Keep your pans and EQs if the recording is the same. Keeping this basic environment doesn’t mean you can’t get a little creative with some wacky effects. You can still keep the mood. With the basics in place, you learn to free up or get access to the new effect you want and incorporate it into the mix.

I have an old Eventide Harmonizer 969 that is busted. I’m not sure I can ever recreate the sound it makes on any other 969, let alone a plug-in. I’ll throw it into an environment just to give the recording project a special feel that no other record has. Another trick is to have the delays feed back on themselves by turning up the send on the channel it’s returning on. Yikes! You can really amuse the artist with this trick. Try it on a harmonizer set to thirds or fifths and have it feedback on itself . . . but USE CAUTION. You might blow up your speakers so get ready to SHUT IT OFF FAST!

Another favorite effect you can try is setting your harmonizer to trigger an octave higher. Set a predelay in front of the harmonizer that is a second or more in length. Then trigger the harmonizer to hit a LONG reverb. Play one note and see what happens. If you have a stereo delay triggering the harmonizer, and float the delays (don’t monitor in the mix bus) you can make a whole album by hitting one note.

In any case, making an environment isn’t as easy as it sounds. It requires detailed listening and concentration that leads to the difference between an amateur and professional mix. The world you create for this project will last a lifetime. Do it right.
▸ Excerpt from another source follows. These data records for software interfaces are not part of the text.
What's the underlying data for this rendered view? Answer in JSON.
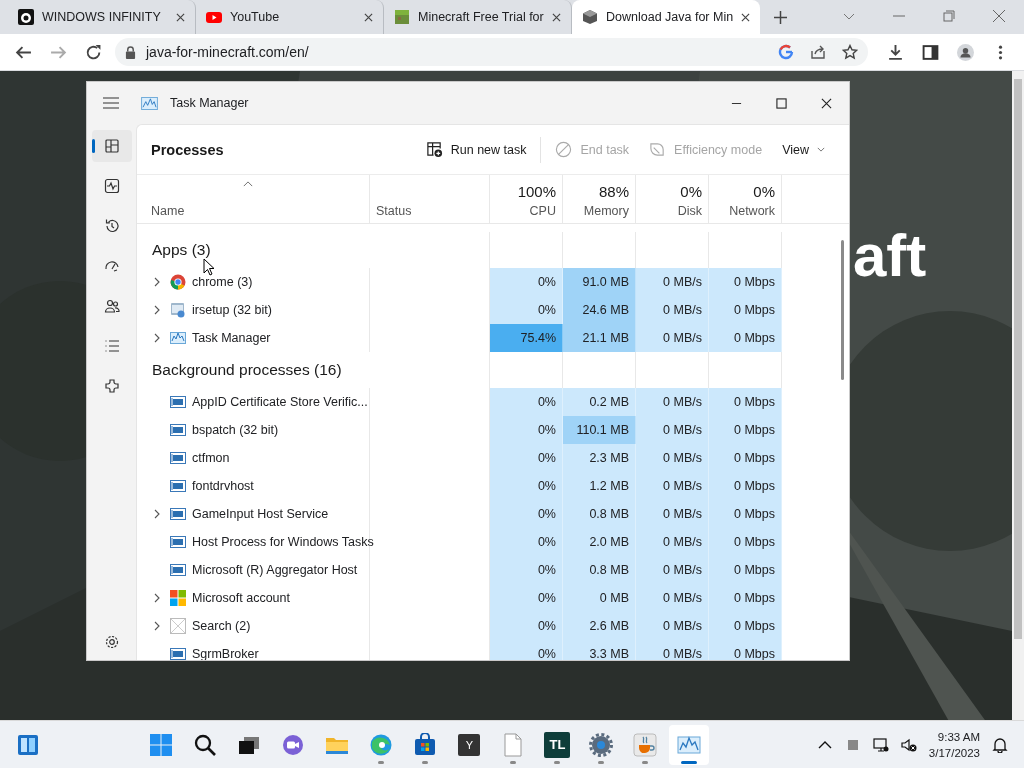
{
  "browser": {
    "tabs": [
      {
        "title": "WINDOWS INFINITY",
        "kind": "infinity",
        "selected": false
      },
      {
        "title": "YouTube",
        "kind": "youtube",
        "selected": false
      },
      {
        "title": "Minecraft Free Trial for",
        "kind": "minecraft",
        "selected": false
      },
      {
        "title": "Download Java for Min",
        "kind": "java",
        "selected": true
      }
    ],
    "address": "java-for-minecraft.com/en/"
  },
  "page": {
    "heading_visible": "aft"
  },
  "task_manager": {
    "title": "Task Manager",
    "nav": [
      {
        "kind": "processes",
        "selected": true
      },
      {
        "kind": "performance",
        "selected": false
      },
      {
        "kind": "history",
        "selected": false
      },
      {
        "kind": "startup",
        "selected": false
      },
      {
        "kind": "users",
        "selected": false
      },
      {
        "kind": "details",
        "selected": false
      },
      {
        "kind": "services",
        "selected": false
      }
    ],
    "section_title": "Processes",
    "toolbar": [
      {
        "kind": "run",
        "label": "Run new task",
        "disabled": false
      },
      {
        "kind": "end",
        "label": "End task",
        "disabled": true
      },
      {
        "kind": "efficiency",
        "label": "Efficiency mode",
        "disabled": true
      },
      {
        "kind": "view",
        "label": "View",
        "disabled": false
      }
    ],
    "columns": [
      {
        "label": "Name"
      },
      {
        "label": "Status"
      },
      {
        "percent": "100%",
        "label": "CPU"
      },
      {
        "percent": "88%",
        "label": "Memory"
      },
      {
        "percent": "0%",
        "label": "Disk"
      },
      {
        "percent": "0%",
        "label": "Network"
      }
    ],
    "groups": [
      {
        "title": "Apps (3)",
        "rows": [
          {
            "name": "chrome (3)",
            "kind": "chrome",
            "expandable": true,
            "cells": [
              {
                "text": "0%",
                "color": "#cce8fc"
              },
              {
                "text": "91.0 MB",
                "color": "#9fd3f7"
              },
              {
                "text": "0 MB/s",
                "color": "#cce8fc"
              },
              {
                "text": "0 Mbps",
                "color": "#cce8fc"
              }
            ]
          },
          {
            "name": "irsetup (32 bit)",
            "kind": "installer",
            "expandable": true,
            "cells": [
              {
                "text": "0%",
                "color": "#cce8fc"
              },
              {
                "text": "24.6 MB",
                "color": "#9fd3f7"
              },
              {
                "text": "0 MB/s",
                "color": "#cce8fc"
              },
              {
                "text": "0 Mbps",
                "color": "#cce8fc"
              }
            ]
          },
          {
            "name": "Task Manager",
            "kind": "taskmgr",
            "expandable": true,
            "cells": [
              {
                "text": "75.4%",
                "color": "#4aaef0"
              },
              {
                "text": "21.1 MB",
                "color": "#9fd3f7"
              },
              {
                "text": "0 MB/s",
                "color": "#cce8fc"
              },
              {
                "text": "0 Mbps",
                "color": "#cce8fc"
              }
            ]
          }
        ]
      },
      {
        "title": "Background processes (16)",
        "rows": [
          {
            "name": "AppID Certificate Store Verific...",
            "kind": "service",
            "expandable": false,
            "cells": [
              {
                "text": "0%",
                "color": "#cce8fc"
              },
              {
                "text": "0.2 MB",
                "color": "#cce8fc"
              },
              {
                "text": "0 MB/s",
                "color": "#cce8fc"
              },
              {
                "text": "0 Mbps",
                "color": "#cce8fc"
              }
            ]
          },
          {
            "name": "bspatch (32 bit)",
            "kind": "service",
            "expandable": false,
            "cells": [
              {
                "text": "0%",
                "color": "#cce8fc"
              },
              {
                "text": "110.1 MB",
                "color": "#9fd3f7"
              },
              {
                "text": "0 MB/s",
                "color": "#cce8fc"
              },
              {
                "text": "0 Mbps",
                "color": "#cce8fc"
              }
            ]
          },
          {
            "name": "ctfmon",
            "kind": "service",
            "expandable": false,
            "cells": [
              {
                "text": "0%",
                "color": "#cce8fc"
              },
              {
                "text": "2.3 MB",
                "color": "#cce8fc"
              },
              {
                "text": "0 MB/s",
                "color": "#cce8fc"
              },
              {
                "text": "0 Mbps",
                "color": "#cce8fc"
              }
            ]
          },
          {
            "name": "fontdrvhost",
            "kind": "service",
            "expandable": false,
            "cells": [
              {
                "text": "0%",
                "color": "#cce8fc"
              },
              {
                "text": "1.2 MB",
                "color": "#cce8fc"
              },
              {
                "text": "0 MB/s",
                "color": "#cce8fc"
              },
              {
                "text": "0 Mbps",
                "color": "#cce8fc"
              }
            ]
          },
          {
            "name": "GameInput Host Service",
            "kind": "service",
            "expandable": true,
            "cells": [
              {
                "text": "0%",
                "color": "#cce8fc"
              },
              {
                "text": "0.8 MB",
                "color": "#cce8fc"
              },
              {
                "text": "0 MB/s",
                "color": "#cce8fc"
              },
              {
                "text": "0 Mbps",
                "color": "#cce8fc"
              }
            ]
          },
          {
            "name": "Host Process for Windows Tasks",
            "kind": "service",
            "expandable": false,
            "cells": [
              {
                "text": "0%",
                "color": "#cce8fc"
              },
              {
                "text": "2.0 MB",
                "color": "#cce8fc"
              },
              {
                "text": "0 MB/s",
                "color": "#cce8fc"
              },
              {
                "text": "0 Mbps",
                "color": "#cce8fc"
              }
            ]
          },
          {
            "name": "Microsoft (R) Aggregator Host",
            "kind": "service",
            "expandable": false,
            "cells": [
              {
                "text": "0%",
                "color": "#cce8fc"
              },
              {
                "text": "0.8 MB",
                "color": "#cce8fc"
              },
              {
                "text": "0 MB/s",
                "color": "#cce8fc"
              },
              {
                "text": "0 Mbps",
                "color": "#cce8fc"
              }
            ]
          },
          {
            "name": "Microsoft account",
            "kind": "microsoft",
            "expandable": true,
            "cells": [
              {
                "text": "0%",
                "color": "#cce8fc"
              },
              {
                "text": "0 MB",
                "color": "#cce8fc"
              },
              {
                "text": "0 MB/s",
                "color": "#cce8fc"
              },
              {
                "text": "0 Mbps",
                "color": "#cce8fc"
              }
            ]
          },
          {
            "name": "Search (2)",
            "kind": "blank",
            "expandable": true,
            "cells": [
              {
                "text": "0%",
                "color": "#cce8fc"
              },
              {
                "text": "2.6 MB",
                "color": "#cce8fc"
              },
              {
                "text": "0 MB/s",
                "color": "#cce8fc"
              },
              {
                "text": "0 Mbps",
                "color": "#cce8fc"
              }
            ]
          },
          {
            "name": "SgrmBroker",
            "kind": "service",
            "expandable": false,
            "cells": [
              {
                "text": "0%",
                "color": "#cce8fc"
              },
              {
                "text": "3.3 MB",
                "color": "#cce8fc"
              },
              {
                "text": "0 MB/s",
                "color": "#cce8fc"
              },
              {
                "text": "0 Mbps",
                "color": "#cce8fc"
              }
            ]
          }
        ]
      }
    ]
  },
  "taskbar": {
    "apps": [
      {
        "kind": "start",
        "running": false,
        "selected": false
      },
      {
        "kind": "search",
        "running": false,
        "selected": false
      },
      {
        "kind": "taskview",
        "running": false,
        "selected": false
      },
      {
        "kind": "chat",
        "running": false,
        "selected": false
      },
      {
        "kind": "explorer",
        "running": false,
        "selected": false
      },
      {
        "kind": "edge",
        "running": true,
        "selected": false
      },
      {
        "kind": "store",
        "running": true,
        "selected": false
      },
      {
        "kind": "letter",
        "label": "Y",
        "running": false,
        "selected": false
      },
      {
        "kind": "notepad",
        "running": true,
        "selected": false
      },
      {
        "kind": "letter",
        "label": "TL",
        "running": true,
        "selected": false
      },
      {
        "kind": "settings",
        "running": true,
        "selected": false
      },
      {
        "kind": "java",
        "running": true,
        "selected": false
      },
      {
        "kind": "taskmgr",
        "running": true,
        "selected": true
      }
    ],
    "time": "9:33 AM",
    "date": "3/17/2023"
  }
}
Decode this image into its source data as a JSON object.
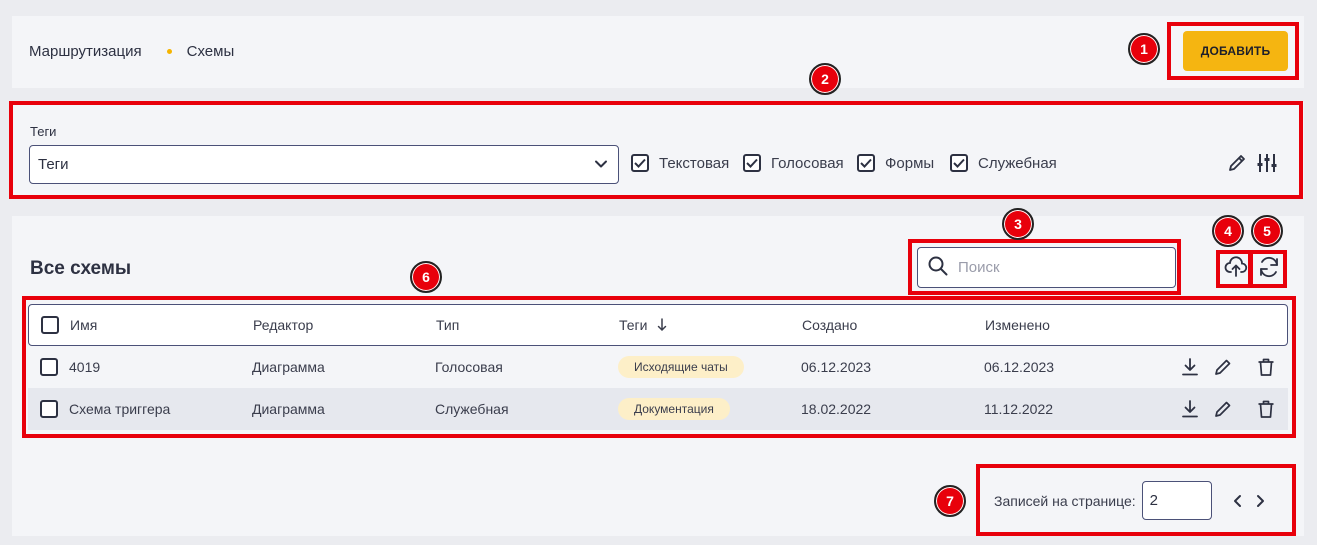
{
  "breadcrumb": {
    "root": "Маршрутизация",
    "current": "Схемы"
  },
  "header": {
    "add_button": "ДОБАВИТЬ"
  },
  "filters": {
    "tags_label": "Теги",
    "tags_value": "Теги",
    "types": [
      {
        "label": "Текстовая",
        "checked": true
      },
      {
        "label": "Голосовая",
        "checked": true
      },
      {
        "label": "Формы",
        "checked": true
      },
      {
        "label": "Служебная",
        "checked": true
      }
    ]
  },
  "main": {
    "title": "Все схемы",
    "search_placeholder": "Поиск",
    "columns": [
      "Имя",
      "Редактор",
      "Тип",
      "Теги",
      "Создано",
      "Изменено"
    ],
    "rows": [
      {
        "name": "4019",
        "editor": "Диаграмма",
        "type": "Голосовая",
        "tag": "Исходящие чаты",
        "created": "06.12.2023",
        "modified": "06.12.2023"
      },
      {
        "name": "Схема триггера",
        "editor": "Диаграмма",
        "type": "Служебная",
        "tag": "Документация",
        "created": "18.02.2022",
        "modified": "11.12.2022"
      }
    ]
  },
  "pagination": {
    "label": "Записей на странице:",
    "value": "2"
  },
  "markers": [
    "1",
    "2",
    "3",
    "4",
    "5",
    "6",
    "7"
  ],
  "colors": {
    "accent": "#f5b511",
    "highlight": "#e8000b",
    "badge": "#fdefc8"
  }
}
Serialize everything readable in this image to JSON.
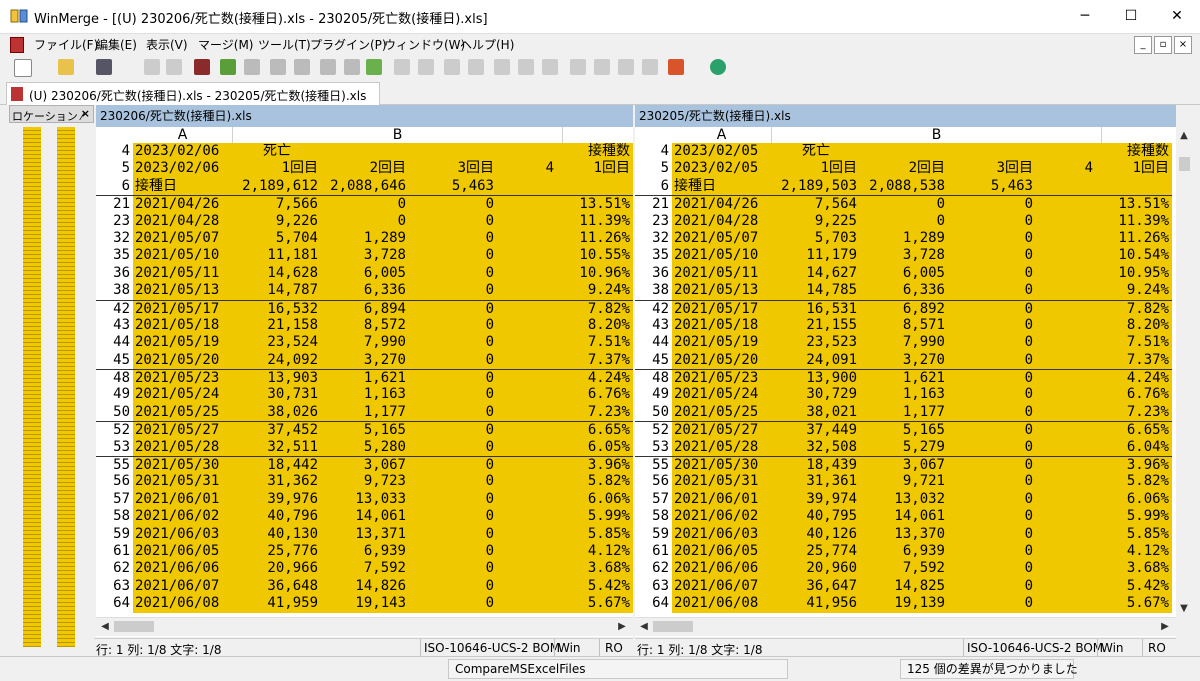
{
  "window": {
    "title": "WinMerge - [(U) 230206/死亡数(接種日).xls - 230205/死亡数(接種日).xls]",
    "min": "─",
    "max": "☐",
    "close": "✕"
  },
  "menu": [
    "ファイル(F)",
    "編集(E)",
    "表示(V)",
    "マージ(M)",
    "ツール(T)",
    "プラグイン(P)",
    "ウィンドウ(W)",
    "ヘルプ(H)"
  ],
  "tab": {
    "label": "(U) 230206/死亡数(接種日).xls - 230205/死亡数(接種日).xls"
  },
  "location_pane": {
    "title": "ロケーション ⁄",
    "close": "×"
  },
  "left": {
    "header": "230206/死亡数(接種日).xls",
    "columns": [
      "A",
      "B"
    ],
    "status": {
      "pos": "行: 1  列: 1/8  文字: 1/8",
      "encoding": "ISO-10646-UCS-2 BOM",
      "eol": "Win",
      "ro": "RO"
    },
    "rows": [
      [
        "4",
        "2023/02/06",
        "死亡",
        "",
        "",
        "",
        "接種数"
      ],
      [
        "5",
        "2023/02/06",
        "1回目",
        "2回目",
        "3回目",
        "4",
        "1回目"
      ],
      [
        "6",
        "接種日",
        "2,189,612",
        "2,088,646",
        "5,463",
        "",
        ""
      ],
      [
        "21",
        "2021/04/26",
        "7,566",
        "0",
        "0",
        "",
        "13.51%"
      ],
      [
        "23",
        "2021/04/28",
        "9,226",
        "0",
        "0",
        "",
        "11.39%"
      ],
      [
        "32",
        "2021/05/07",
        "5,704",
        "1,289",
        "0",
        "",
        "11.26%"
      ],
      [
        "35",
        "2021/05/10",
        "11,181",
        "3,728",
        "0",
        "",
        "10.55%"
      ],
      [
        "36",
        "2021/05/11",
        "14,628",
        "6,005",
        "0",
        "",
        "10.96%"
      ],
      [
        "38",
        "2021/05/13",
        "14,787",
        "6,336",
        "0",
        "",
        "9.24%"
      ],
      [
        "42",
        "2021/05/17",
        "16,532",
        "6,894",
        "0",
        "",
        "7.82%"
      ],
      [
        "43",
        "2021/05/18",
        "21,158",
        "8,572",
        "0",
        "",
        "8.20%"
      ],
      [
        "44",
        "2021/05/19",
        "23,524",
        "7,990",
        "0",
        "",
        "7.51%"
      ],
      [
        "45",
        "2021/05/20",
        "24,092",
        "3,270",
        "0",
        "",
        "7.37%"
      ],
      [
        "48",
        "2021/05/23",
        "13,903",
        "1,621",
        "0",
        "",
        "4.24%"
      ],
      [
        "49",
        "2021/05/24",
        "30,731",
        "1,163",
        "0",
        "",
        "6.76%"
      ],
      [
        "50",
        "2021/05/25",
        "38,026",
        "1,177",
        "0",
        "",
        "7.23%"
      ],
      [
        "52",
        "2021/05/27",
        "37,452",
        "5,165",
        "0",
        "",
        "6.65%"
      ],
      [
        "53",
        "2021/05/28",
        "32,511",
        "5,280",
        "0",
        "",
        "6.05%"
      ],
      [
        "55",
        "2021/05/30",
        "18,442",
        "3,067",
        "0",
        "",
        "3.96%"
      ],
      [
        "56",
        "2021/05/31",
        "31,362",
        "9,723",
        "0",
        "",
        "5.82%"
      ],
      [
        "57",
        "2021/06/01",
        "39,976",
        "13,033",
        "0",
        "",
        "6.06%"
      ],
      [
        "58",
        "2021/06/02",
        "40,796",
        "14,061",
        "0",
        "",
        "5.99%"
      ],
      [
        "59",
        "2021/06/03",
        "40,130",
        "13,371",
        "0",
        "",
        "5.85%"
      ],
      [
        "61",
        "2021/06/05",
        "25,776",
        "6,939",
        "0",
        "",
        "4.12%"
      ],
      [
        "62",
        "2021/06/06",
        "20,966",
        "7,592",
        "0",
        "",
        "3.68%"
      ],
      [
        "63",
        "2021/06/07",
        "36,648",
        "14,826",
        "0",
        "",
        "5.42%"
      ],
      [
        "64",
        "2021/06/08",
        "41,959",
        "19,143",
        "0",
        "",
        "5.67%"
      ]
    ]
  },
  "right": {
    "header": "230205/死亡数(接種日).xls",
    "columns": [
      "A",
      "B"
    ],
    "status": {
      "pos": "行: 1  列: 1/8  文字: 1/8",
      "encoding": "ISO-10646-UCS-2 BOM",
      "eol": "Win",
      "ro": "RO"
    },
    "rows": [
      [
        "4",
        "2023/02/05",
        "死亡",
        "",
        "",
        "",
        "接種数"
      ],
      [
        "5",
        "2023/02/05",
        "1回目",
        "2回目",
        "3回目",
        "4",
        "1回目"
      ],
      [
        "6",
        "接種日",
        "2,189,503",
        "2,088,538",
        "5,463",
        "",
        ""
      ],
      [
        "21",
        "2021/04/26",
        "7,564",
        "0",
        "0",
        "",
        "13.51%"
      ],
      [
        "23",
        "2021/04/28",
        "9,225",
        "0",
        "0",
        "",
        "11.39%"
      ],
      [
        "32",
        "2021/05/07",
        "5,703",
        "1,289",
        "0",
        "",
        "11.26%"
      ],
      [
        "35",
        "2021/05/10",
        "11,179",
        "3,728",
        "0",
        "",
        "10.54%"
      ],
      [
        "36",
        "2021/05/11",
        "14,627",
        "6,005",
        "0",
        "",
        "10.95%"
      ],
      [
        "38",
        "2021/05/13",
        "14,785",
        "6,336",
        "0",
        "",
        "9.24%"
      ],
      [
        "42",
        "2021/05/17",
        "16,531",
        "6,892",
        "0",
        "",
        "7.82%"
      ],
      [
        "43",
        "2021/05/18",
        "21,155",
        "8,571",
        "0",
        "",
        "8.20%"
      ],
      [
        "44",
        "2021/05/19",
        "23,523",
        "7,990",
        "0",
        "",
        "7.51%"
      ],
      [
        "45",
        "2021/05/20",
        "24,091",
        "3,270",
        "0",
        "",
        "7.37%"
      ],
      [
        "48",
        "2021/05/23",
        "13,900",
        "1,621",
        "0",
        "",
        "4.24%"
      ],
      [
        "49",
        "2021/05/24",
        "30,729",
        "1,163",
        "0",
        "",
        "6.76%"
      ],
      [
        "50",
        "2021/05/25",
        "38,021",
        "1,177",
        "0",
        "",
        "7.23%"
      ],
      [
        "52",
        "2021/05/27",
        "37,449",
        "5,165",
        "0",
        "",
        "6.65%"
      ],
      [
        "53",
        "2021/05/28",
        "32,508",
        "5,279",
        "0",
        "",
        "6.04%"
      ],
      [
        "55",
        "2021/05/30",
        "18,439",
        "3,067",
        "0",
        "",
        "3.96%"
      ],
      [
        "56",
        "2021/05/31",
        "31,361",
        "9,721",
        "0",
        "",
        "5.82%"
      ],
      [
        "57",
        "2021/06/01",
        "39,974",
        "13,032",
        "0",
        "",
        "6.06%"
      ],
      [
        "58",
        "2021/06/02",
        "40,795",
        "14,061",
        "0",
        "",
        "5.99%"
      ],
      [
        "59",
        "2021/06/03",
        "40,126",
        "13,370",
        "0",
        "",
        "5.85%"
      ],
      [
        "61",
        "2021/06/05",
        "25,774",
        "6,939",
        "0",
        "",
        "4.12%"
      ],
      [
        "62",
        "2021/06/06",
        "20,960",
        "7,592",
        "0",
        "",
        "3.68%"
      ],
      [
        "63",
        "2021/06/07",
        "36,647",
        "14,825",
        "0",
        "",
        "5.42%"
      ],
      [
        "64",
        "2021/06/08",
        "41,956",
        "19,139",
        "0",
        "",
        "5.67%"
      ]
    ]
  },
  "bottom": {
    "plugin": "CompareMSExcelFiles",
    "message": "125 個の差異が見つかりました"
  },
  "colors": {
    "diff": "#f0c800",
    "header_bar": "#a9c3de"
  }
}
When you work in a variety of studios, it’s best to call ahead and find out what kind of and how many delays, reverbs, and compressors are available. It’s a little like trying to cook an elaborate meal for 12 at someone else’s house. Make sure they have salt BEFORE you get there and that all the burners are working. Sometimes you find a new sound that you never would have encountered had you not gone outside your own arsenal.